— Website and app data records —
******************************
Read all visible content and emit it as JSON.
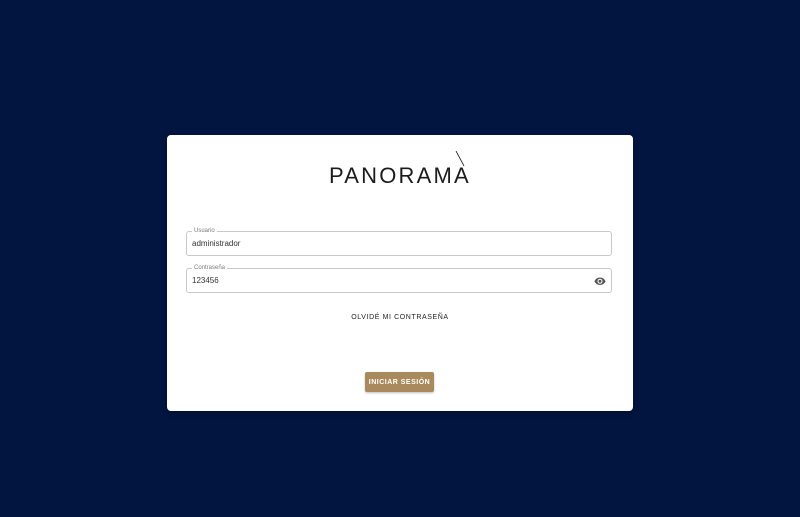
{
  "brand": {
    "logo_text": "PANORAMA"
  },
  "login": {
    "username": {
      "label": "Usuario",
      "value": "administrador"
    },
    "password": {
      "label": "Contraseña",
      "value": "123456",
      "toggle_icon": "eye-icon"
    },
    "forgot_label": "OLVIDÉ MI CONTRASEÑA",
    "submit_label": "INICIAR SESIÓN"
  },
  "colors": {
    "background": "#021541",
    "card": "#ffffff",
    "button": "#a88a5c"
  }
}
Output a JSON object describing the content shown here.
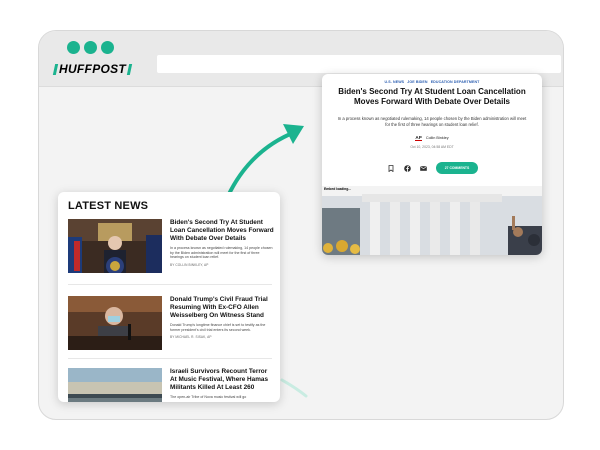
{
  "brand": {
    "logo_text": "HUFFPOST",
    "accent": "#1bb38f"
  },
  "browser": {
    "dots": [
      "dot",
      "dot",
      "dot"
    ]
  },
  "latest_news": {
    "title": "LATEST NEWS",
    "items": [
      {
        "headline": "Biden's Second Try At Student Loan Cancellation Moves Forward With Debate Over Details",
        "desc": "In a process known as negotiated rulemaking, 14 people chosen by the Biden administration will meet for the first of three hearings on student loan relief.",
        "byline": "BY COLLIN BINKLEY, AP"
      },
      {
        "headline": "Donald Trump's Civil Fraud Trial Resuming With Ex-CFO Allen Weisselberg On Witness Stand",
        "desc": "Donald Trump's longtime finance chief is set to testify as the former president's civil trial enters its second week.",
        "byline": "BY MICHAEL R. SISAK, AP"
      },
      {
        "headline": "Israeli Survivors Recount Terror At Music Festival, Where Hamas Militants Killed At Least 260",
        "desc": "The open-air Tribe of Nova music festival will go",
        "byline": ""
      }
    ]
  },
  "article": {
    "crumbs": [
      "U.S. NEWS",
      "JOE BIDEN",
      "EDUCATION DEPARTMENT"
    ],
    "headline": "Biden's Second Try At Student Loan Cancellation Moves Forward With Debate Over Details",
    "sub": "In a process known as negotiated rulemaking, 14 people chosen by the Biden administration will meet for the first of three hearings on student loan relief.",
    "source": "AP",
    "author": "Collin Binkley",
    "date": "Oct 10, 2023, 04:58 AM EDT",
    "comments_label": "27 COMMENTS",
    "image_caption": "Embed loading..."
  }
}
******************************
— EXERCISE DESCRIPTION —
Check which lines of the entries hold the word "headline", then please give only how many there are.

— ANSWER SPACE —
4